“When Harry Met Sally but Then Met Ben, Their Third Roommate”I find the perfect brownstone in Park Slope and am ready to move in with Harry, my boyfriend of three years, but we can’t afford the rent on our own, so Harry asks his old college friend Ben to move in with us. Harry promises that Ben is “low maintenance,” but Ben starts working from home, and, just like that, he hasn’t left the apartment in six days.
Welcome to the TRUMP ™ I.Q. Test. It’s the hardest test in the entire world, and Barack Obama couldn’t take it ’cuz he was too scared, and because you have to be American to take it. Please answer the questions below to the best of your ability or Lady ability. 1. Which of these five is unlike the other four? (a) Nazis (b) White supremacists (c) Very bad people (d) Very good people (e) Misunderstood Nazis3. If Ivanka is 35 and Melania is 47, what is the oldest that a woman can be?
Muck Rack makes it simple to find people, tweets, or articles that mention any name, keyword, company, hashtag etc. We've compiled this guide to help you make the most of your search.
Selecting a term
Start searching tweets, articles from media outlets, articles mentioned in tweets, journalists'
names, titles and bios with some suggested searches:
Companies or Topics (e.g. iPhone, Microsoft)
Phrases (e.g. "cloud computing") — use quotes to keep the terms together
Twitter handles (e.g. @username) — returns those who have mentioned or replied to
Names (e.g. "David Pogue")
Hashtags (e.g. #sxsw, #london2012)
Bio details (e.g. vegan, Olympics, father)
Muck Rack's Advanced Search allows for many boolean operators.
Find results that mention multiple specified terms, use AND or
+. For example, ensure each result contains both Elon Musk and Mark Zuckerberg by
searching Musk AND Zuckerberg or Musk + Zuckerberg.
Use the operators OR or , to broaden your search when you'd like either of
multiple terms to appear in results. (This is the default behavior of our search when no operators
are used). For example, results will contain either cake or cookie by searching cake OR cookie or cake,cookie
Use NOT or - to subtract results from your search.

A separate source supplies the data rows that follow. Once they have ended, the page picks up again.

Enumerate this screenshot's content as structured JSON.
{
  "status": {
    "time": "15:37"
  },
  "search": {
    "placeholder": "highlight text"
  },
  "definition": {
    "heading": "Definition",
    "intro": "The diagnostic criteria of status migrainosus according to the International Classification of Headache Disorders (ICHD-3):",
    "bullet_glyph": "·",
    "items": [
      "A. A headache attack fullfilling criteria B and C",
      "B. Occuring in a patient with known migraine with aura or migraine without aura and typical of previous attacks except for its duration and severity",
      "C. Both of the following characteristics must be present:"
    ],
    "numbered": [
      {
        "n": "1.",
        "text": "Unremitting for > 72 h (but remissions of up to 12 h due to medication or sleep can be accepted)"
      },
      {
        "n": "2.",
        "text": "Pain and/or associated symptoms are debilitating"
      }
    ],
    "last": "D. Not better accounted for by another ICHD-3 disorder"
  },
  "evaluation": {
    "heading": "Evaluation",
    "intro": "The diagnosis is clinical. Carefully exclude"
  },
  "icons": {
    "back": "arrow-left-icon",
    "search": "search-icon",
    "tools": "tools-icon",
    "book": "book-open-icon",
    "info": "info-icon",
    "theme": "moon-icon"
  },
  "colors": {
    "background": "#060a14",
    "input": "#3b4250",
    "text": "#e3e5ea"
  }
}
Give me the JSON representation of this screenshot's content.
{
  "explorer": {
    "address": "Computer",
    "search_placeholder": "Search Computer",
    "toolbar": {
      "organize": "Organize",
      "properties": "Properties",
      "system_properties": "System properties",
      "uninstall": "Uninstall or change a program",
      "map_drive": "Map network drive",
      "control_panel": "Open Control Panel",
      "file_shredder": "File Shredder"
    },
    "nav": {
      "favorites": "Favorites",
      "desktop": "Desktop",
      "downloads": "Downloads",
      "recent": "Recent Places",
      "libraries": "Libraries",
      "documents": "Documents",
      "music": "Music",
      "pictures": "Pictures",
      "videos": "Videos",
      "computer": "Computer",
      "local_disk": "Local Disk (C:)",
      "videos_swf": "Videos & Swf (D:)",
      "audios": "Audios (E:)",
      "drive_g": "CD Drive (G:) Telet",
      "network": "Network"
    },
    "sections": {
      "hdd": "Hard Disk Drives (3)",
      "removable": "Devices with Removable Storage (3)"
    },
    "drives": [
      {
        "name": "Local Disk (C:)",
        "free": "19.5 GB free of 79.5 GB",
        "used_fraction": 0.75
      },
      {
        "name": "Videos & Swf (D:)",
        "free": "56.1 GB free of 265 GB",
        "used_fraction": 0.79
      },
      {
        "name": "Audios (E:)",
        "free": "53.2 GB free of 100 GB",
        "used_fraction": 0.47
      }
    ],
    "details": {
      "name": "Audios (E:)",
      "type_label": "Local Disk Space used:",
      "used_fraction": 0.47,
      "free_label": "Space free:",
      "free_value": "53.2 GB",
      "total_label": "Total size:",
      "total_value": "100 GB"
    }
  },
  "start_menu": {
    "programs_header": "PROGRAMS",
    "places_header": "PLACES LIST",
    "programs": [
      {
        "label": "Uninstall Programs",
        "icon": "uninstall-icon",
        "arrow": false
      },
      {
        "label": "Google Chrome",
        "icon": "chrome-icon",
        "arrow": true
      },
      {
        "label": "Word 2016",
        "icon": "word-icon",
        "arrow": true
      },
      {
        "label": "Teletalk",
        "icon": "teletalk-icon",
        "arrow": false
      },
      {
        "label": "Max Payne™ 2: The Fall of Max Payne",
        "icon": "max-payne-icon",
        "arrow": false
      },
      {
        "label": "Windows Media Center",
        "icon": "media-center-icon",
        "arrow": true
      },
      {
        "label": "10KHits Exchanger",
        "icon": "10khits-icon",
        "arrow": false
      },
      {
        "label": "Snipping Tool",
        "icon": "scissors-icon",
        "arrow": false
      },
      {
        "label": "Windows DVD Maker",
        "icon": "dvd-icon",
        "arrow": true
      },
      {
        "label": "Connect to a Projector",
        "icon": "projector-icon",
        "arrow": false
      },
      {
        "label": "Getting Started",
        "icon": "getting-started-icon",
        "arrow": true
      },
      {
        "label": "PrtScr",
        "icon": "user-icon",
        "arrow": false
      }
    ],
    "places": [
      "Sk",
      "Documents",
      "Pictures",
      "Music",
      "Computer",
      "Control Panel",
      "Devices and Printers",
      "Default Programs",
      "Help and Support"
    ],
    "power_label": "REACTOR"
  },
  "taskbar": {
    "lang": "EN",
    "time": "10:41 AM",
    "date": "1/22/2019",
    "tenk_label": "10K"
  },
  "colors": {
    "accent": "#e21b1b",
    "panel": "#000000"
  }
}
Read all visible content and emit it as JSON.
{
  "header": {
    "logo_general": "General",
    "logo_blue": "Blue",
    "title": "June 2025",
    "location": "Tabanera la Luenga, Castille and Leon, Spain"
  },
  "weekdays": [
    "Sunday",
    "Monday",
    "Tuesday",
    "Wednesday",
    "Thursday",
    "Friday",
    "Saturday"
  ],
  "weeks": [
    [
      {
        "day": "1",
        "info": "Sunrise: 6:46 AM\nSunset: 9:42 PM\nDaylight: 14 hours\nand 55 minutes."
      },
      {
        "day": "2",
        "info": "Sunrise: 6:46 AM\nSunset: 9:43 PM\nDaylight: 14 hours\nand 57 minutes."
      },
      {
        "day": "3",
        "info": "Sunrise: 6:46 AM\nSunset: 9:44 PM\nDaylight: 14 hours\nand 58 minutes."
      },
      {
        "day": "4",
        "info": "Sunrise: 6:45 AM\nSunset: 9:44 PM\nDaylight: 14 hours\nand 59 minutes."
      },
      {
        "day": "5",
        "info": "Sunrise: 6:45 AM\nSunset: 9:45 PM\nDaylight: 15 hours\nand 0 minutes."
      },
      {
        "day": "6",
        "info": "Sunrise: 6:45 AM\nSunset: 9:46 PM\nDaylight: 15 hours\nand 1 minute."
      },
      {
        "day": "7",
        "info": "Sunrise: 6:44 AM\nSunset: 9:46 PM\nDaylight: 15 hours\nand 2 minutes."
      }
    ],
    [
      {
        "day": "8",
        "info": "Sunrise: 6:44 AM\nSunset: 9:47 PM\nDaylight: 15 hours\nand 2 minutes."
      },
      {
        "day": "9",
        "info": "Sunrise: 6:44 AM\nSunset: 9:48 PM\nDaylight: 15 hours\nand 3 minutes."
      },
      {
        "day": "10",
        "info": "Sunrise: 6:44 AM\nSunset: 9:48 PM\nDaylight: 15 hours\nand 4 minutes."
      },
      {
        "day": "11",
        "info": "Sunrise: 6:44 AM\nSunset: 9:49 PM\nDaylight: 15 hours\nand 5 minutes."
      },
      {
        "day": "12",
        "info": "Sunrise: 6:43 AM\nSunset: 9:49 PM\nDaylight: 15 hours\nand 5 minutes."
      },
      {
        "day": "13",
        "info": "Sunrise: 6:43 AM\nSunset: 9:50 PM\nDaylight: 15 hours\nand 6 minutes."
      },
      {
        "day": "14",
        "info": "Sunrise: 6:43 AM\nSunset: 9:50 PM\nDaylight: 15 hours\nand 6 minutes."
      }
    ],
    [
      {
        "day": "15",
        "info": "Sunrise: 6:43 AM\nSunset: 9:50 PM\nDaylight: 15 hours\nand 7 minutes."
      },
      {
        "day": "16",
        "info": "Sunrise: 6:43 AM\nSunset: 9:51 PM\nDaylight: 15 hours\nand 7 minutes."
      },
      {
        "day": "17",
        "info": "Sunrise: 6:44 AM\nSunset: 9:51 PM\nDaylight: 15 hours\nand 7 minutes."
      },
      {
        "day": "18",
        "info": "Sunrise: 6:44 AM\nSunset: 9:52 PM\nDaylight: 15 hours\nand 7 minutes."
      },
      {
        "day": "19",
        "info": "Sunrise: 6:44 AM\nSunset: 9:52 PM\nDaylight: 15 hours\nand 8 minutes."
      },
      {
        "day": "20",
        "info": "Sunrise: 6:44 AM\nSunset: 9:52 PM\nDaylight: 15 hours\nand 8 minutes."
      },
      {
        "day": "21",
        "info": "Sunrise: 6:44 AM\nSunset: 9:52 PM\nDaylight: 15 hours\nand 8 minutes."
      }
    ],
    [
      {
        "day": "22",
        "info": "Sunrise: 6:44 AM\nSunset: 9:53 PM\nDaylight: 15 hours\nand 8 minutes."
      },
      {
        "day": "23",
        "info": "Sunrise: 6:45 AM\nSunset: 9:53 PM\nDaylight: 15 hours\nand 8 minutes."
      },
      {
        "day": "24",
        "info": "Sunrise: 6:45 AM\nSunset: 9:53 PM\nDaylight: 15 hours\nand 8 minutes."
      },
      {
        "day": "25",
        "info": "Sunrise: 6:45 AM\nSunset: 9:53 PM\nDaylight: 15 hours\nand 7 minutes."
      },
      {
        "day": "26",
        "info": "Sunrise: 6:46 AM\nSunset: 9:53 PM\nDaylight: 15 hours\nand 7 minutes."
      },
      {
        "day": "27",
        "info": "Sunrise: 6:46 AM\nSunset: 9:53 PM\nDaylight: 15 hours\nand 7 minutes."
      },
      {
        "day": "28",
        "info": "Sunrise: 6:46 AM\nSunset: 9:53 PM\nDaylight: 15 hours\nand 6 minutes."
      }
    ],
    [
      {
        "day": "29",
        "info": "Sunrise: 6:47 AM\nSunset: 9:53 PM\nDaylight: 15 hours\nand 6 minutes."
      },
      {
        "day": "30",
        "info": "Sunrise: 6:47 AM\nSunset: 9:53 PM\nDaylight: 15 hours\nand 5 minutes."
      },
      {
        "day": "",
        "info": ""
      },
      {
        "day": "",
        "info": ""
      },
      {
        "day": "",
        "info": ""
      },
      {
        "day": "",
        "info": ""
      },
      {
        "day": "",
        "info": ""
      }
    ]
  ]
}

For
example, searching Disney will yield results about the Walt Disney Company as well as Walt Disney
World Resort. To exclude mentions of Disney World, search for Disney -World or Disney
When using one of these operators with a phrase, enclose it in quotation marks. For example, you can
find results about smartphones excluding Apple's iPhone 4S by searching smartphone -"iPhone
Exact case matching or punctuation
If you're searching for a brand name or keyword that relies on specific punctuation marks or capitalization, you can
find results that match your exact query by adding matchcase: before the keyword you're searching for, like matchcase:E*TRADE .
Use parentheses to separate multiple
boolean phrases. For example, to find journalists talking about having fun in Disney World or
Disneyland, search for ("disney world" OR disneyland) AND fun.
An asterisk can be used to search for any variation of a root word truncated by the asterisk. For example, searching for admin* will return results for administrator, administration, administer, administered, etc.
A near operator is an AND operator where you can control the distance between the words. You can vary the distance the near operation uses by adding a forward slash and number (between 0-99) such as strawberries NEAR/10 "whipped cream", which means the strawberries must exist within 10 words of "whipped cream".